    from the executive dashboard down to data collection. Time to stop listening what the field guy thinks looks good up to management- Remember the promise of SharePoint and those beautiful, real-time dashboards. Dashboards are only as good as the data available to report on. If the data is stored across 10 apps, or sourced from 30-day old ERP data, what is the true value of the visualization? We must start rethinking the way we look at technology and stop thinking about “bells and whistles” and more about centralization and accessibility of data sets. This will help visualize our company’s activities in real time.
  • We need to quit evaluating software
    from the end user perspective. Ten years ago “the field” did not have smart phones. We were just introducing this technology and many of the older field guys were just not competent enough in technology to utilize the devices. We made buying decisions purely based upon whether “Jimmy” could login and submit his fill in the blank. Now in 2020, the entire world had to figure out how to log into a zoom meeting or participate in a Teams call. We accelerated technology competency 10-fold overnight. (Plus, they’re on Facebook and sending text messages all day long, so they can figure out the daily report or timecard.) We must take advantage of this new discovered technology prowess and design workflows that are centrally accessible in one place and more importantly, design to “feed” data sets for our dashboards on a daily cadence.
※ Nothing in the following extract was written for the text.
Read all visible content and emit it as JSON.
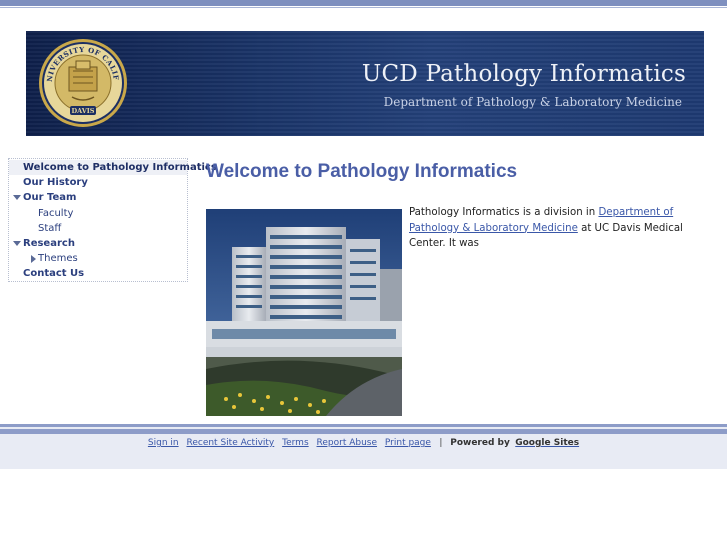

Homework Assignment

Sit the executive team in a room and ask the following questions:

  1. On our best projects, what did we do well and what data indicators support this (Production units, scheduling, Change Order processes, etc.)?
  2. On our worst projects, what went wrong and what data indicators show the decline/issues. (Purchases, Change Orders, Punch Items, Delays)
  3. Create a spreadsheet that provisions for all the supporting data values to meet the reporting requirements.
  4. Design a DAILY (must be daily for rich reporting) report that gives the field a single form to report on these requirements.
  5. Design and define forms and workflows (work authorization forms, change orders, purchase request, equipment requests/transfers) that splinter off the report, but can provide collaborative workflows and process controls with referential data such as Contracts, Jobs, Vendors, and Employees for valid data capture.